Directions:
Whenever the word "name" shows up in a line of the data, copy that line.

Website and app data records
-*-

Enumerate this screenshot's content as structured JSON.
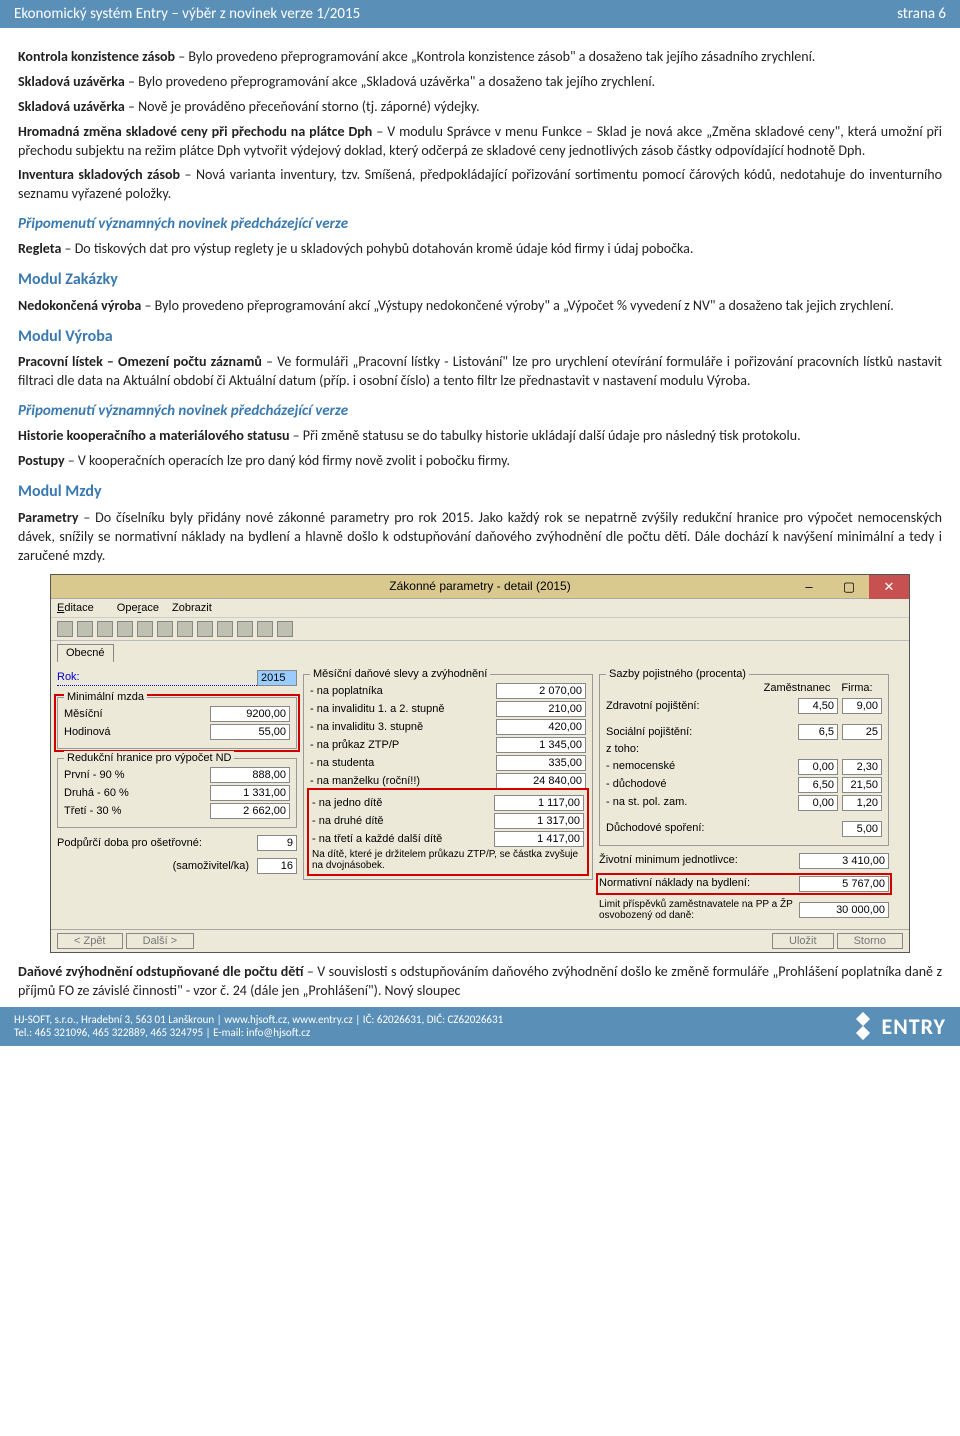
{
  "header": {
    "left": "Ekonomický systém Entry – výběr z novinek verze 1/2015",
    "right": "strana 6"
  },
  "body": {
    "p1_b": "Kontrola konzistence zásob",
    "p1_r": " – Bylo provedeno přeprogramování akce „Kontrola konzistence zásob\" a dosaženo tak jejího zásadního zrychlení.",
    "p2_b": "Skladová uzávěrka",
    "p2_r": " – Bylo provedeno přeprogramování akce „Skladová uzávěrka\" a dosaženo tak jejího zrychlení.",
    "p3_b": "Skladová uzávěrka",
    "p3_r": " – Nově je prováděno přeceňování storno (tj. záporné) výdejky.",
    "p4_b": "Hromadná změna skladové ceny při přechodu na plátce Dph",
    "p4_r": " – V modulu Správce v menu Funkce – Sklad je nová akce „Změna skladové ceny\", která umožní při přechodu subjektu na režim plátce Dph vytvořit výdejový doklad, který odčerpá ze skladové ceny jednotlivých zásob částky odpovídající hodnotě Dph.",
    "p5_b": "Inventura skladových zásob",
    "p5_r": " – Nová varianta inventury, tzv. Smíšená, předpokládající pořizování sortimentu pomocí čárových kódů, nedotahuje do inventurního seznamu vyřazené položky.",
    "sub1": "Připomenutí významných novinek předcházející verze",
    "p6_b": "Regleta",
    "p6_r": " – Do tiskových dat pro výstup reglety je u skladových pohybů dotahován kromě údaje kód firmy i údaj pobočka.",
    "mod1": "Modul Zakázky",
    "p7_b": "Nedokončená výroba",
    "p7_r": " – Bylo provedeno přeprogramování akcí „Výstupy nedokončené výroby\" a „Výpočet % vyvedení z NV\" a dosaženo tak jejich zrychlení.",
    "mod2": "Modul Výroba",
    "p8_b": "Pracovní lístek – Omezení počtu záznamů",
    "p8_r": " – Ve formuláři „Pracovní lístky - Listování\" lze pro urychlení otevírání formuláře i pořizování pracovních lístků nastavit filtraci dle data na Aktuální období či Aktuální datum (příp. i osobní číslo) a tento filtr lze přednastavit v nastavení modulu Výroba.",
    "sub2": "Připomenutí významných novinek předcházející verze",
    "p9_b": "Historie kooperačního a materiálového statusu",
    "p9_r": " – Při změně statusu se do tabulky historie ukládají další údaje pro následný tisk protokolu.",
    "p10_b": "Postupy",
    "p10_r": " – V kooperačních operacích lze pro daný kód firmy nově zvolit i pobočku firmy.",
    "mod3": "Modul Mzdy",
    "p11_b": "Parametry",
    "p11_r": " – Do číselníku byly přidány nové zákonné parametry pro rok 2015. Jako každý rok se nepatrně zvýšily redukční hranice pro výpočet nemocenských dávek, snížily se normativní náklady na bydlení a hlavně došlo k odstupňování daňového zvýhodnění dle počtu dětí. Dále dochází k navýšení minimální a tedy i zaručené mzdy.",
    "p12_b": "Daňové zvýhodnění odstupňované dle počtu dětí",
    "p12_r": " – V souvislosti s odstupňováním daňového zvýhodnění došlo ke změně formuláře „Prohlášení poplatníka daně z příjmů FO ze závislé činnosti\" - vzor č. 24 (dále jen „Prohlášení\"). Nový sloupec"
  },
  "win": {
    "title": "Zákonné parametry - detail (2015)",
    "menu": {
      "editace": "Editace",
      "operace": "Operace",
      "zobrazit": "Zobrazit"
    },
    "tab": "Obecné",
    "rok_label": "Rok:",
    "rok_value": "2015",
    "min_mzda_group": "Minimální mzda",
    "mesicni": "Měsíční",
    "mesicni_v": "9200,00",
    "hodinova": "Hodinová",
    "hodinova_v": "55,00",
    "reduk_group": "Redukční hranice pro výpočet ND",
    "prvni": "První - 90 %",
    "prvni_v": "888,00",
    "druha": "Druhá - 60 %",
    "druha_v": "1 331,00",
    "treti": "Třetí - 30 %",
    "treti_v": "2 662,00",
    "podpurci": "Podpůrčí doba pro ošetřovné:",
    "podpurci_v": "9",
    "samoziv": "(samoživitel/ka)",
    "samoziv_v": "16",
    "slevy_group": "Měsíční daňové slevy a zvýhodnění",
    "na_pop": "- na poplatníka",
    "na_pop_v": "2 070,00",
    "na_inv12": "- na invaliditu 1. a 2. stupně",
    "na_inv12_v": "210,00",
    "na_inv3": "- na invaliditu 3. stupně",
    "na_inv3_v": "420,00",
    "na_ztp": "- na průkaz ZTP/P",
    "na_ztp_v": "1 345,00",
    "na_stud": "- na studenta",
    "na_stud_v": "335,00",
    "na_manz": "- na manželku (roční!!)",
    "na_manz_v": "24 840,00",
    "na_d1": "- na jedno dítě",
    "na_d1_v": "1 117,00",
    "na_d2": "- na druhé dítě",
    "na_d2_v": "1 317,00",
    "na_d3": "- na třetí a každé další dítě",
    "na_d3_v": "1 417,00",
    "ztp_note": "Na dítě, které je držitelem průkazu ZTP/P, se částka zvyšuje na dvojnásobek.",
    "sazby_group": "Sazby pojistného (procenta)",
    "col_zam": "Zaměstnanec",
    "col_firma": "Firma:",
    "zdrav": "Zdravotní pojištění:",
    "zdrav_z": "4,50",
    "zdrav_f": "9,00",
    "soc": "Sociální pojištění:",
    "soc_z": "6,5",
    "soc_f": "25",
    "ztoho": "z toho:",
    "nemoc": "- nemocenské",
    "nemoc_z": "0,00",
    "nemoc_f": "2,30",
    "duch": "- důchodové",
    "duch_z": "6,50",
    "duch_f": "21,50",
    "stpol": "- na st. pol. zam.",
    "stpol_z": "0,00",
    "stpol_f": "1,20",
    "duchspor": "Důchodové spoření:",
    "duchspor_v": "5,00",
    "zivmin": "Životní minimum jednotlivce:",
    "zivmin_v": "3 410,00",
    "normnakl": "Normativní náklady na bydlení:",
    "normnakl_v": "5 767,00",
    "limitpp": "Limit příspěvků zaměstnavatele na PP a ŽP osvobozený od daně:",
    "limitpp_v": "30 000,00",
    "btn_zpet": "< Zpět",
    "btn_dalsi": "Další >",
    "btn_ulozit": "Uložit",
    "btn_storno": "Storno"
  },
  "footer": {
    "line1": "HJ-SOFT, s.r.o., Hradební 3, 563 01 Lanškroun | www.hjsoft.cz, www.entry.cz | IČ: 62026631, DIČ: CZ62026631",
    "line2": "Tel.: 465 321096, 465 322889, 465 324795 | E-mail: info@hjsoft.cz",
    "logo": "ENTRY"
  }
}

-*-

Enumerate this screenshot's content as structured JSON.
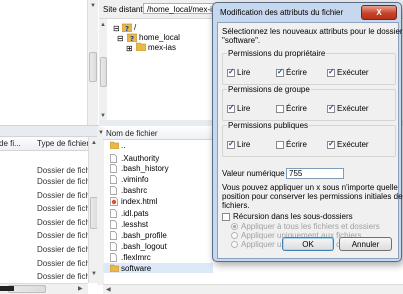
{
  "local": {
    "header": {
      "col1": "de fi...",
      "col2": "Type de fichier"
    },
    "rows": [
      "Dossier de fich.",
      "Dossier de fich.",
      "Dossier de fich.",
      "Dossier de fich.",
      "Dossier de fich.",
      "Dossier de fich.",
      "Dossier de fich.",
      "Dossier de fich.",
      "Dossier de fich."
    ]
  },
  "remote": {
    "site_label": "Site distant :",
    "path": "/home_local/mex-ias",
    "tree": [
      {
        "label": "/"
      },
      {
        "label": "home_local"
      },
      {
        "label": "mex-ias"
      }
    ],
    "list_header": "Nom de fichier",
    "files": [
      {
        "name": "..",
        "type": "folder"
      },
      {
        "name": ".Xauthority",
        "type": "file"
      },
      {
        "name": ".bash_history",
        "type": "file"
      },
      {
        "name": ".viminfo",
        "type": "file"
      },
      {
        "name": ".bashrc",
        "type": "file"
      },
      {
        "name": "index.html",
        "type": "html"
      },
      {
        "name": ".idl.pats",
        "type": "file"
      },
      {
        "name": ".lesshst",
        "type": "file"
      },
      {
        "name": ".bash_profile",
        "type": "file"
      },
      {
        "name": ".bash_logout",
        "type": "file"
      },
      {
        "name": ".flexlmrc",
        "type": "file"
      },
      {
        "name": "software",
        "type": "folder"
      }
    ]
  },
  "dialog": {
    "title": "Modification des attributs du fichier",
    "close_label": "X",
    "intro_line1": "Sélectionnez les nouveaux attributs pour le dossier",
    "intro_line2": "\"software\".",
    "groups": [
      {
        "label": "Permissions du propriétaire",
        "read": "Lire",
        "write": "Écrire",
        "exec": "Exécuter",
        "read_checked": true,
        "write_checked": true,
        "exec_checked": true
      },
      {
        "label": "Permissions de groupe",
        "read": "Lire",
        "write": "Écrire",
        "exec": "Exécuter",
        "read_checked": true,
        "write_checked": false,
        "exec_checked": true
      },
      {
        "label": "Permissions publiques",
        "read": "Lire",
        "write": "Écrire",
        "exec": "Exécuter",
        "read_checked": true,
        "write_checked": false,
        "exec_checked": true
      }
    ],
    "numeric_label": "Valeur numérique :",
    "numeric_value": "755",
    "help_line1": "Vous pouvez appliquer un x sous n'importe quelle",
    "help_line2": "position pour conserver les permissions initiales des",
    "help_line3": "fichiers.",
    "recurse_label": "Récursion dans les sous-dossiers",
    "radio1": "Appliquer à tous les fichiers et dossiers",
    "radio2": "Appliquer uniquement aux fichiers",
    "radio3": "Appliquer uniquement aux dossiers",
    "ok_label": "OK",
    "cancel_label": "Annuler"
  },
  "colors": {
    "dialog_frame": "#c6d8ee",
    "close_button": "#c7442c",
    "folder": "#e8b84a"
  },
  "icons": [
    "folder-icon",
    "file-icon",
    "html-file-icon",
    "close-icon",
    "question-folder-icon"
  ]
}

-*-

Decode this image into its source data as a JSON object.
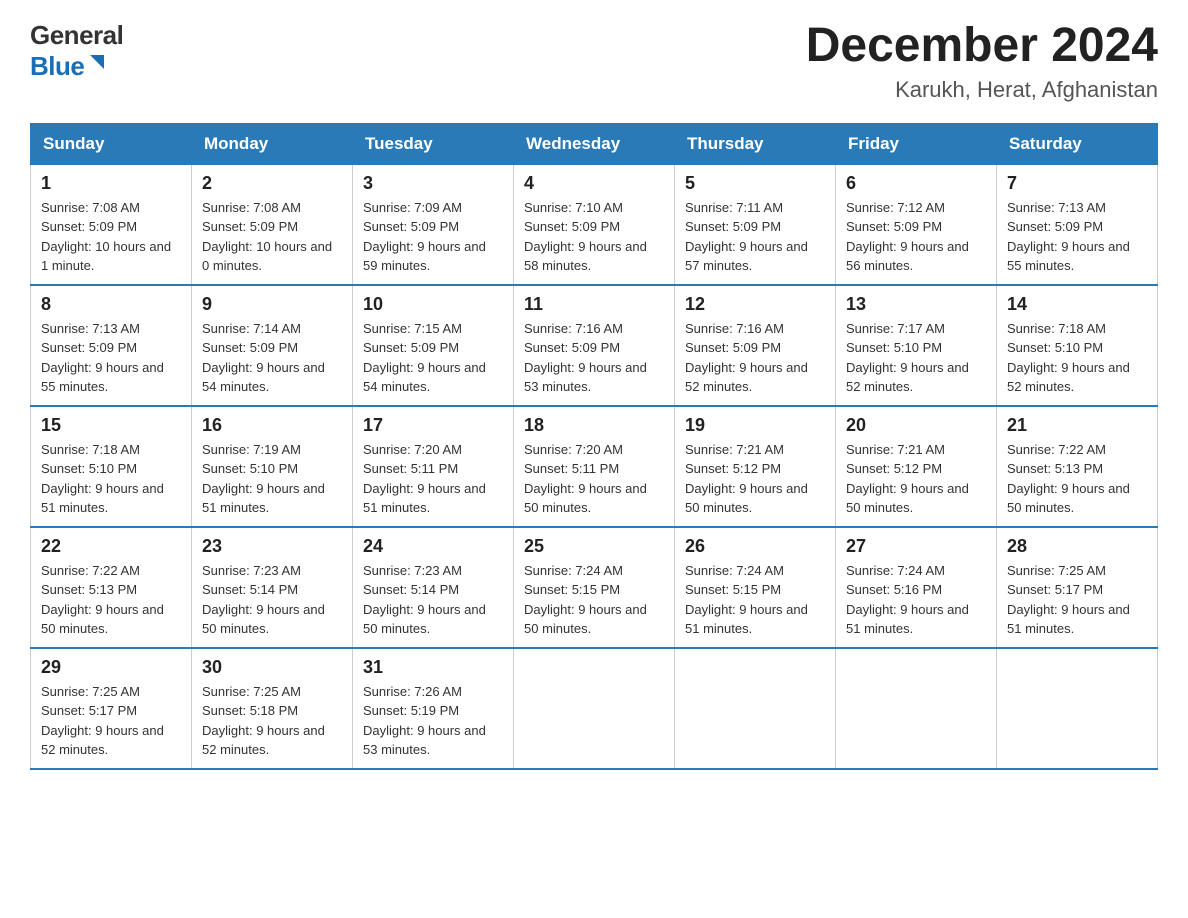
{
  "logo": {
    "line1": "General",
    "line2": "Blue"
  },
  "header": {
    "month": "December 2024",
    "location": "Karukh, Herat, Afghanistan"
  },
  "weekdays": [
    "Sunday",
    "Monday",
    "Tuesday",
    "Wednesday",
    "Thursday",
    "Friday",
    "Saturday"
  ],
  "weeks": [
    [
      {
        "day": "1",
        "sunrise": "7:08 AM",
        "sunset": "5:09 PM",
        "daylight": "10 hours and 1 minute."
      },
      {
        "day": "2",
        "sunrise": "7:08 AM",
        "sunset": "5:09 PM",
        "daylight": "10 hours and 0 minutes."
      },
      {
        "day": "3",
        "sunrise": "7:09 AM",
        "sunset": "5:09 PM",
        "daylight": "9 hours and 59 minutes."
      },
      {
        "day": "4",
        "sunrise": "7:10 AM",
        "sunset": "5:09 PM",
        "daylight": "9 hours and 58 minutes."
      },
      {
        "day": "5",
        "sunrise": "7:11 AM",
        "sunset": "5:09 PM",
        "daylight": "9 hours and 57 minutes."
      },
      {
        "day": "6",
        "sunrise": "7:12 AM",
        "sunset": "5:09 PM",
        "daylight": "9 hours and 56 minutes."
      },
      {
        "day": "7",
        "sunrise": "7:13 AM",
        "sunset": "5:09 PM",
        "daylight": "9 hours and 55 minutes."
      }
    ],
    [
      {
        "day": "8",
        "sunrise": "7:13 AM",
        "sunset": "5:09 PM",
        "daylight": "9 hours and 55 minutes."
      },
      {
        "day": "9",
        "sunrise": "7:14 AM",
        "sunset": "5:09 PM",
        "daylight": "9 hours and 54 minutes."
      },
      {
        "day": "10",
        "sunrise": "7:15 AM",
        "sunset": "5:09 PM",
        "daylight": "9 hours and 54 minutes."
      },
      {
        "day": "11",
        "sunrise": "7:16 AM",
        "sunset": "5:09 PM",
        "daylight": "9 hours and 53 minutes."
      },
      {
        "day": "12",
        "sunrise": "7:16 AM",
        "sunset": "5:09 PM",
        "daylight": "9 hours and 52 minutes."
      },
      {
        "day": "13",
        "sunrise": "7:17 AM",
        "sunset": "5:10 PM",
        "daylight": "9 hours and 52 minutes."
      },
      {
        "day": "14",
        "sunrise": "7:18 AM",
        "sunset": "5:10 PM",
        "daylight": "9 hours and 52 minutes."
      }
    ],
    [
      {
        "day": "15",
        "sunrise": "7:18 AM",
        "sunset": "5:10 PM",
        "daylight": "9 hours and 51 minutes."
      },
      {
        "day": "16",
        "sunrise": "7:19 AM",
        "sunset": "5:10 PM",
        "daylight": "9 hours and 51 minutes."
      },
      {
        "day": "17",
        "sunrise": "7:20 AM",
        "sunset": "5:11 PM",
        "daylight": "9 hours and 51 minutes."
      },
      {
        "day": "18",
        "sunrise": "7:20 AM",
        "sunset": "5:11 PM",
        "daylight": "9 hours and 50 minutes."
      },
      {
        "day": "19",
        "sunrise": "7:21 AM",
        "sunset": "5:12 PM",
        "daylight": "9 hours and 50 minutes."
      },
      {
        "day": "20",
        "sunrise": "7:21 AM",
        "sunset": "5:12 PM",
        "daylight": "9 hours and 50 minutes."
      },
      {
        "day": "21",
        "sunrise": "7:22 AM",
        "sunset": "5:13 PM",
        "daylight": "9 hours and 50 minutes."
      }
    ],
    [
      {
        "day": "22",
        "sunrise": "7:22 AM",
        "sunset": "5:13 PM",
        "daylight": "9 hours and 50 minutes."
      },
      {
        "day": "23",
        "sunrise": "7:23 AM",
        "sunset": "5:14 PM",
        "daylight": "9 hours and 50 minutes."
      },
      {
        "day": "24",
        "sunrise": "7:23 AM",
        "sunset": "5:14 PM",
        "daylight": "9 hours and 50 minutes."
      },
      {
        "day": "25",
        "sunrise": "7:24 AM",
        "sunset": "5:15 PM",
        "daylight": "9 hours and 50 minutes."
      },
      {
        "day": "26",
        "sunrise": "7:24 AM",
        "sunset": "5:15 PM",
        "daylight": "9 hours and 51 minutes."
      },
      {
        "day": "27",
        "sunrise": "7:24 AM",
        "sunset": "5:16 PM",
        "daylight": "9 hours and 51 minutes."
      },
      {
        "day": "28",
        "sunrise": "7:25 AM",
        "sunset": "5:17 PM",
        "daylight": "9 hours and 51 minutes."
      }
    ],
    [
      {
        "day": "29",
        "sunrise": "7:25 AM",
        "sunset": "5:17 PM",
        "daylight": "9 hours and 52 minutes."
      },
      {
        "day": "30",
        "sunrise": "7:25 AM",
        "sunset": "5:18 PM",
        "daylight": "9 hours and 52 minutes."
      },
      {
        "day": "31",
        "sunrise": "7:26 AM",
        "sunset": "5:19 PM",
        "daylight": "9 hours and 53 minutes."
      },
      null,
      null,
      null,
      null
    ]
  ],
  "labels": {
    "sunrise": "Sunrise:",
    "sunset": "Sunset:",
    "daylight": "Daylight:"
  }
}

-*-

Answer section:
        "name": "..",
        "name": ".Xauthority",
        "name": ".bash_history",
        "name": ".viminfo",
        "name": ".bashrc",
        "name": "index.html",
        "name": ".idl.pats",
        "name": ".lesshst",
        "name": ".bash_profile",
        "name": ".bash_logout",
        "name": ".flexlmrc",
        "name": "software",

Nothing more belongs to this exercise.